Side effects are generally few, but can include abdominal pain and headaches.[1] Biliary colic may occur due to dying worms.[2] While no harms have been found with use during pregnancy, triclabendazole has not been well studied in this population.[2] It is a member of the benzimidazole family of medications for worms.[1]

Triclabendazole was approved for medical use in the United States in 2019.[3] It is on the World Health Organization's List of Essential Medicines, the most effective and safe medicines needed in a health system.[4] For human use it can also be obtained from the World Health Organization.[2] It is also used in other animals.[5]

Chemistry[edit]

It is a member of the benzimidazole family of anthelmintics. The benzimidazole drugs share a common molecular structure, triclabendazole being the exception in having a chlorinated benzene ring but no carbamate group. Benzimidazoles such as triclabendazole are generally accepted to bind to beta-tubulin therefore preventing the polymerization of microtubules.
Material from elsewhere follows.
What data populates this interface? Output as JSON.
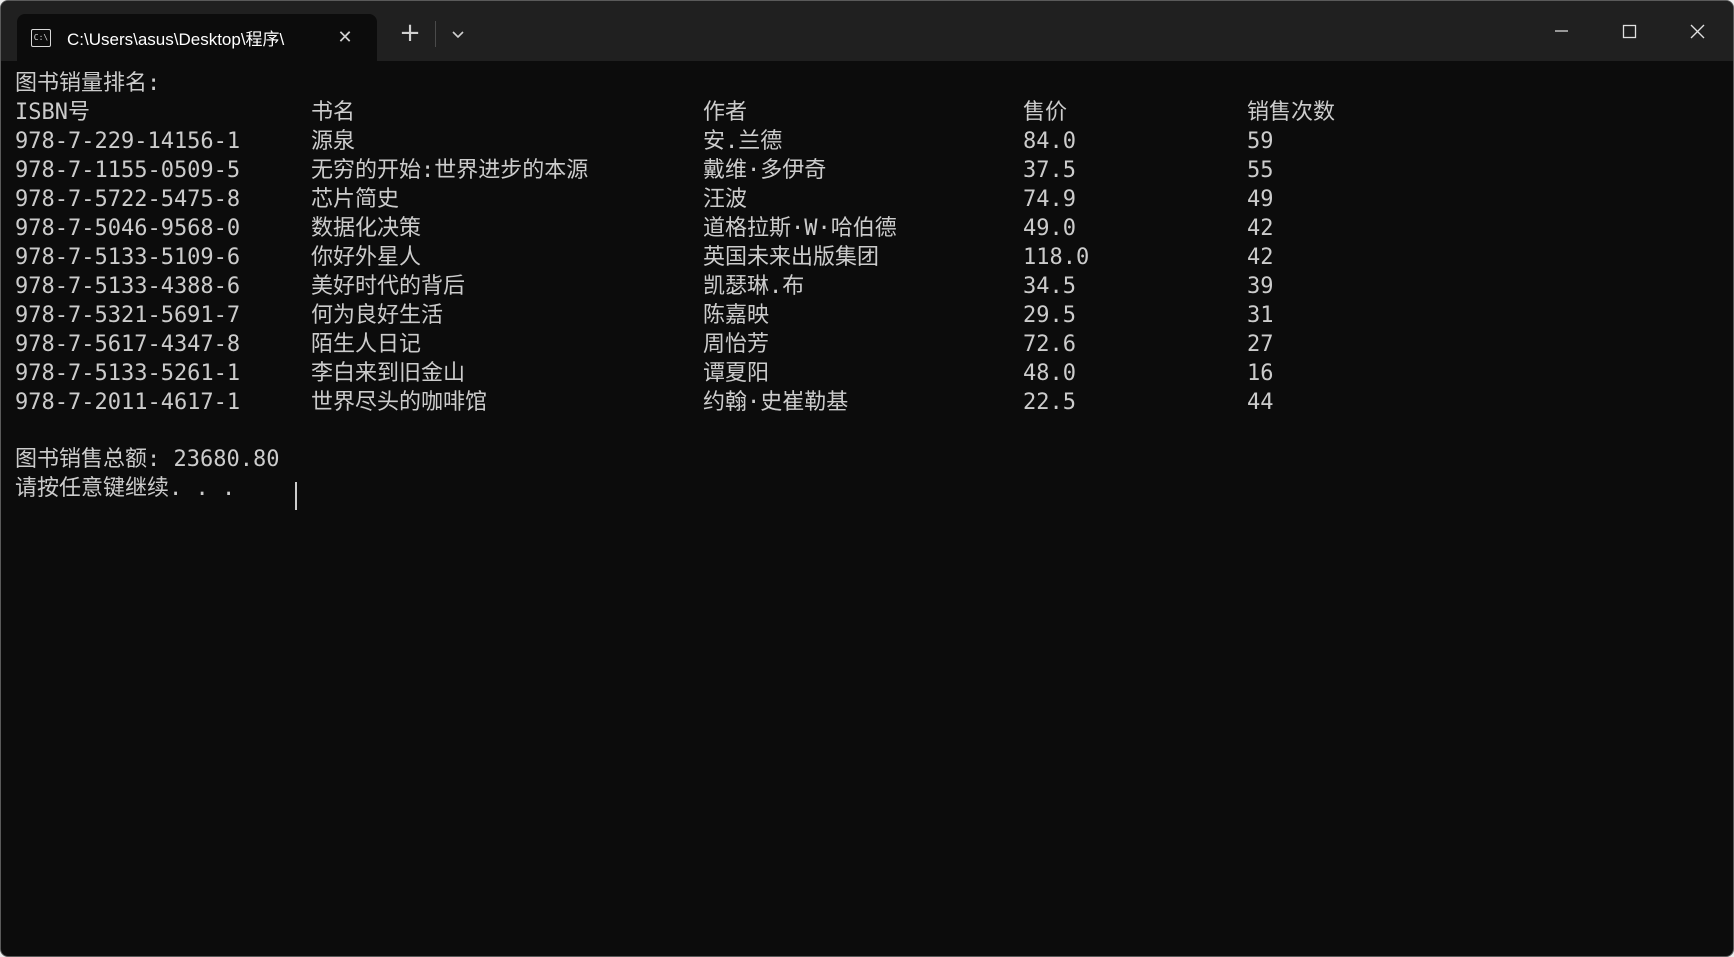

History[edit]

Since late 1990s, triclabendazole became available as a generic drug, as patents expired in many countries. Many products were developed then. Among them, Trivantel 15, a 15% triclabendazole suspension, was launched by Agrovet Market Animal Health in the early 2000s. In 2009, the first triclabendazole injectable solution (combined with ivermectin) was developed and launched, also by Agrovet Market Animal Health. The product, Fasiject Plus, a triclabendazole 36% and ivermectin 0.6% solution, is designed to treat infections by Fasciola hepatica (both immature and adult liver flukes), roundworms and ectoparasites, as well.

Fasinex is a brandname for veterinary use while Egaten is a brandname for human use.
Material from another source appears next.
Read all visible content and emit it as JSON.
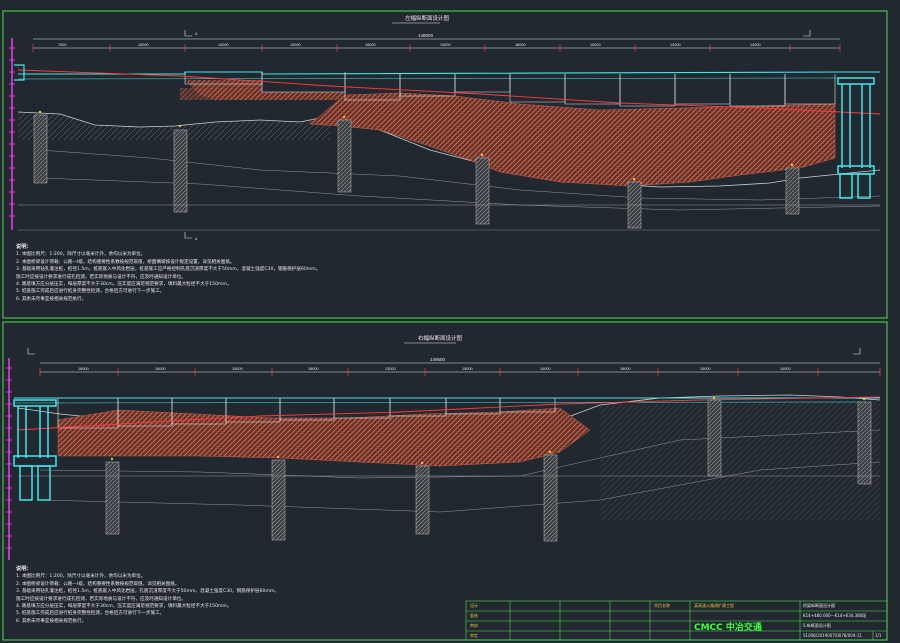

References[edit]

  1. ^ a b c d e f WHO Model Formulary 2008 (PDF). World Health Organization. 2009. pp. 94, 96. ISBN 9789241547659. Archived (PDF) from the original on 13 December 2016. Retrieved 8 December 2016.
  2. ^ a b c Wolfe, M. Michael; Lowe, Robert C. (2014). "Benzimidazoles". Pocket Guide to GastrointestinaI Drugs. John Wiley & Sons. p. PT173. ISBN 9781118481554. Archived from the original on 2016-12-20.
  3. ^ "Egaten (triclabendazole)" (PDF). FDA. Retrieved 18 February 2019.
  4. ^ "WHO Model List of Essential Medicines (19th List)" (PDF). World Health Organization. April 2015. Archived (PDF) from the original on 13 December 2016. Retrieved 8 December 2016.
  5. ^ "Triclabendazole - Drugs.com". www.drugs.com. Archived from the original on 20 December 2016. Retrieved 10 December 2016.

Further reading[edit]